Task description
Which lines of the entries below include "rest"? List them all.

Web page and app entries
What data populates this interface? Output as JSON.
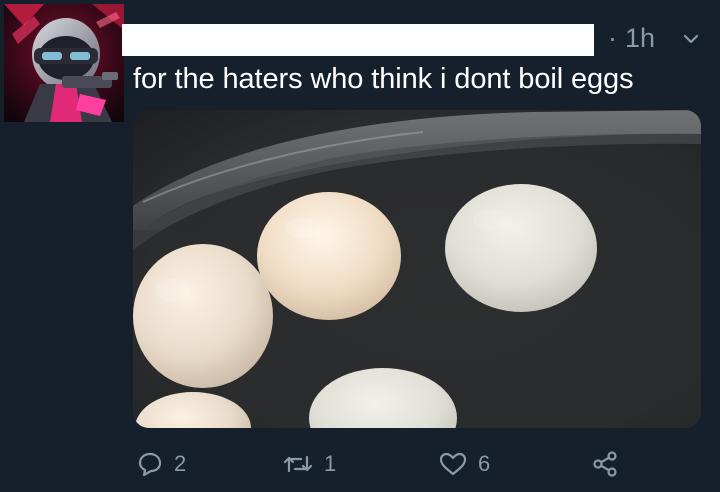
{
  "tweet": {
    "time": "1h",
    "text": "for the haters who think i dont boil eggs",
    "actions": {
      "reply_count": "2",
      "retweet_count": "1",
      "like_count": "6"
    }
  },
  "icons": {
    "caret": "chevron-down-icon",
    "reply": "reply-icon",
    "retweet": "retweet-icon",
    "like": "heart-icon",
    "share": "share-icon"
  },
  "colors": {
    "background": "#16202c",
    "secondary_text": "#8c99a6",
    "primary_text": "#ffffff"
  }
}
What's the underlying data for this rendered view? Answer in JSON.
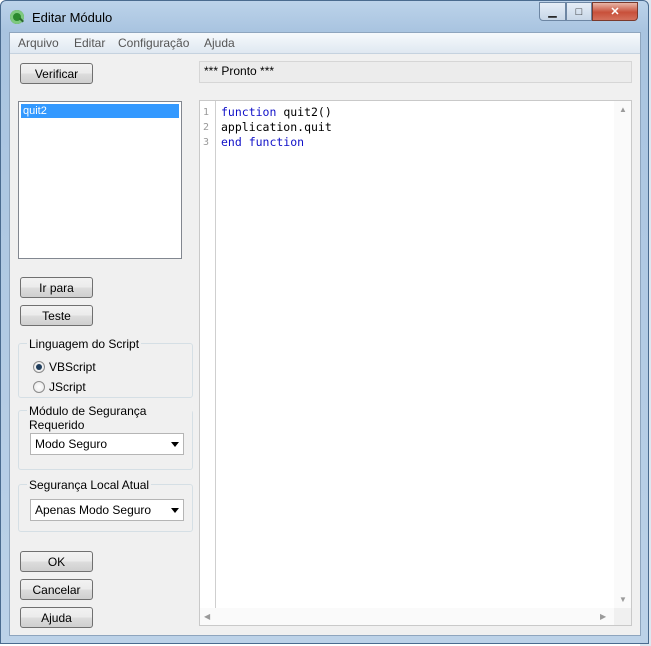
{
  "window": {
    "title": "Editar Módulo",
    "icon": "qlikview-app-icon"
  },
  "titlebar_buttons": {
    "minimize": "▁",
    "maximize": "□",
    "close": "✕"
  },
  "menu": [
    "Arquivo",
    "Editar",
    "Configuração",
    "Ajuda"
  ],
  "toolbar": {
    "verify_label": "Verificar",
    "status_text": "*** Pronto ***"
  },
  "modules": {
    "items": [
      "quit2"
    ],
    "selected": "quit2"
  },
  "buttons": {
    "goto": "Ir para",
    "test": "Teste",
    "ok": "OK",
    "cancel": "Cancelar",
    "help": "Ajuda"
  },
  "script_language": {
    "title": "Linguagem do Script",
    "options": [
      {
        "label": "VBScript",
        "selected": true
      },
      {
        "label": "JScript",
        "selected": false
      }
    ]
  },
  "security_module": {
    "title": "Módulo de Segurança Requerido",
    "value": "Modo Seguro"
  },
  "local_security": {
    "title": "Segurança Local Atual",
    "value": "Apenas Modo Seguro"
  },
  "editor": {
    "line_numbers": [
      "1",
      "2",
      "3"
    ],
    "lines": [
      {
        "kw": "function",
        "rest": " quit2()"
      },
      {
        "kw": "",
        "rest": "application.quit"
      },
      {
        "kw": "end function",
        "rest": ""
      }
    ]
  },
  "colors": {
    "keyword": "#1010c8",
    "selection": "#3399ff"
  }
}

Output for this task
        "rest": " quit2()"
        "rest": "application.quit"
        "rest": ""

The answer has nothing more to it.